"I'm talking to you, paladin!" insisted Charlemagne. "Why don't you show your face to your king?"
A voice came clearly through the gorge piece. "Sire, because I do not exist!"
With Calvino I have a love-sympathy relationship. What I mean is that I liked a lot some of his books, while others not so much, but in the end I still liked them. I had high expectations about The Nonexistent Knight, so high that I feared it might disappoint me in comparison, but instead it enthralled me from the first pages. Every time I put it down (reluctantly) I always said to myself "this book is really beautiful"! What I'm about to say may sound trivial, but nobody can teach you what it means to exist better than someone who is not. But every character in this book expresses a different way to try to simply exist, and I found a bit of myself in everyone. I suffered and exulted with the people of Koowalden (Curvaldia), I rooted for our warriors, I laughed at certain bizarre but so believable descriptions, I was enchanted by Sister Teodora's reflections, and above all I was moved by this knight who strives to exist by pure will power.

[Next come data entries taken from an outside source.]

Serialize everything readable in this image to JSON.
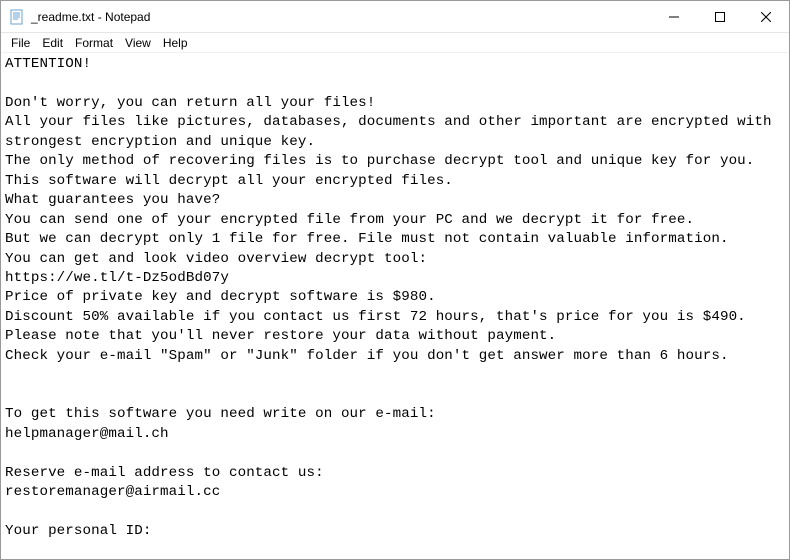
{
  "titlebar": {
    "title": "_readme.txt - Notepad"
  },
  "menu": {
    "file": "File",
    "edit": "Edit",
    "format": "Format",
    "view": "View",
    "help": "Help"
  },
  "body": "ATTENTION!\n\nDon't worry, you can return all your files!\nAll your files like pictures, databases, documents and other important are encrypted with strongest encryption and unique key.\nThe only method of recovering files is to purchase decrypt tool and unique key for you.\nThis software will decrypt all your encrypted files.\nWhat guarantees you have?\nYou can send one of your encrypted file from your PC and we decrypt it for free.\nBut we can decrypt only 1 file for free. File must not contain valuable information.\nYou can get and look video overview decrypt tool:\nhttps://we.tl/t-Dz5odBd07y\nPrice of private key and decrypt software is $980.\nDiscount 50% available if you contact us first 72 hours, that's price for you is $490.\nPlease note that you'll never restore your data without payment.\nCheck your e-mail \"Spam\" or \"Junk\" folder if you don't get answer more than 6 hours.\n\n\nTo get this software you need write on our e-mail:\nhelpmanager@mail.ch\n\nReserve e-mail address to contact us:\nrestoremanager@airmail.cc\n\nYour personal ID:"
}
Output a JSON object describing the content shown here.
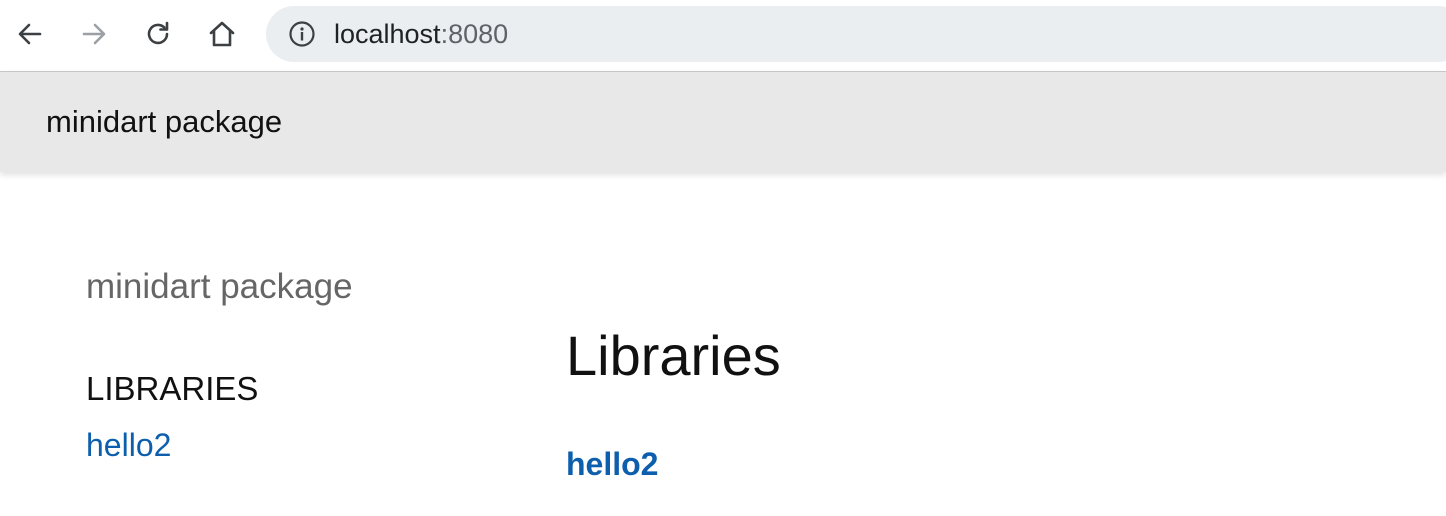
{
  "browser": {
    "back_icon": "arrow-left-icon",
    "forward_icon": "arrow-right-icon",
    "reload_icon": "reload-icon",
    "home_icon": "home-icon",
    "info_icon": "info-icon",
    "url_host": "localhost",
    "url_port": ":8080"
  },
  "header": {
    "title": "minidart package"
  },
  "sidebar": {
    "package_name": "minidart package",
    "libraries_heading": "LIBRARIES",
    "libraries": [
      {
        "label": "hello2"
      }
    ]
  },
  "main": {
    "title": "Libraries",
    "libraries": [
      {
        "label": "hello2"
      }
    ]
  },
  "colors": {
    "link": "#0d5fad",
    "header_bg": "#e8e8e8",
    "omnibox_bg": "#ebeef0"
  }
}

Maybe this novel didn't give me strong feelings, it's like it's gently insinuated itself in my emotions, but it certainly left a deep sign in me.